### TASK OBJECTIVE
Restate the records below word for word.

GIVEN RECORDS Block Start

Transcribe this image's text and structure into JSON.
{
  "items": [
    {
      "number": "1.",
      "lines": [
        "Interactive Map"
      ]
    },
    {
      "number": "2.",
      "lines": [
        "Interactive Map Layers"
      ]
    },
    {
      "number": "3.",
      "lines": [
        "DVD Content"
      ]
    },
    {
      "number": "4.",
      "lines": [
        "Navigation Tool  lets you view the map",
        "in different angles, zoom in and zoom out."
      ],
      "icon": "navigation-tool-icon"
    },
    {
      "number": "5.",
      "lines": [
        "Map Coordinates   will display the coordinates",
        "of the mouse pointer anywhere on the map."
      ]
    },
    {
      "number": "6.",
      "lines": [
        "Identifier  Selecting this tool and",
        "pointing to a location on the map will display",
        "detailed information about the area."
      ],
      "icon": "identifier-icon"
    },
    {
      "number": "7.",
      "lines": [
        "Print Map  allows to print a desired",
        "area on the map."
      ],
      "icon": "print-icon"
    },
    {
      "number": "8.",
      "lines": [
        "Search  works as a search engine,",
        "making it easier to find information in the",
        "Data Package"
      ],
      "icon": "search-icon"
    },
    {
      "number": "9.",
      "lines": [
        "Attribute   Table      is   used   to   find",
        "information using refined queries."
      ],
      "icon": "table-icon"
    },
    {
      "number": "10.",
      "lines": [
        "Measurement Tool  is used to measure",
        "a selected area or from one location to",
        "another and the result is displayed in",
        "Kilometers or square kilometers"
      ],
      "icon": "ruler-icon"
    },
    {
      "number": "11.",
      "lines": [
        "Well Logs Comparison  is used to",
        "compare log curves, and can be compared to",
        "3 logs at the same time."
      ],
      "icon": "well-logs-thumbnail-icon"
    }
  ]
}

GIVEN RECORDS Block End

### REPLY TO THE TASK
Transcribe this image's text and structure into JSON.
{
  "items": [
    {
      "number": "1.",
      "lines": [
        "Interactive Map"
      ]
    },
    {
      "number": "2.",
      "lines": [
        "Interactive Map Layers"
      ]
    },
    {
      "number": "3.",
      "lines": [
        "DVD Content"
      ]
    },
    {
      "number": "4.",
      "lines": [
        "Navigation Tool  lets you view the map",
        "in different angles, zoom in and zoom out."
      ],
      "icon": "navigation-tool-icon"
    },
    {
      "number": "5.",
      "lines": [
        "Map Coordinates   will display the coordinates",
        "of the mouse pointer anywhere on the map."
      ]
    },
    {
      "number": "6.",
      "lines": [
        "Identifier  Selecting this tool and",
        "pointing to a location on the map will display",
        "detailed information about the area."
      ],
      "icon": "identifier-icon"
    },
    {
      "number": "7.",
      "lines": [
        "Print Map  allows to print a desired",
        "area on the map."
      ],
      "icon": "print-icon"
    },
    {
      "number": "8.",
      "lines": [
        "Search  works as a search engine,",
        "making it easier to find information in the",
        "Data Package"
      ],
      "icon": "search-icon"
    },
    {
      "number": "9.",
      "lines": [
        "Attribute   Table      is   used   to   find",
        "information using refined queries."
      ],
      "icon": "table-icon"
    },
    {
      "number": "10.",
      "lines": [
        "Measurement Tool  is used to measure",
        "a selected area or from one location to",
        "another and the result is displayed in",
        "Kilometers or square kilometers"
      ],
      "icon": "ruler-icon"
    },
    {
      "number": "11.",
      "lines": [
        "Well Logs Comparison  is used to",
        "compare log curves, and can be compared to",
        "3 logs at the same time."
      ],
      "icon": "well-logs-thumbnail-icon"
    }
  ]
}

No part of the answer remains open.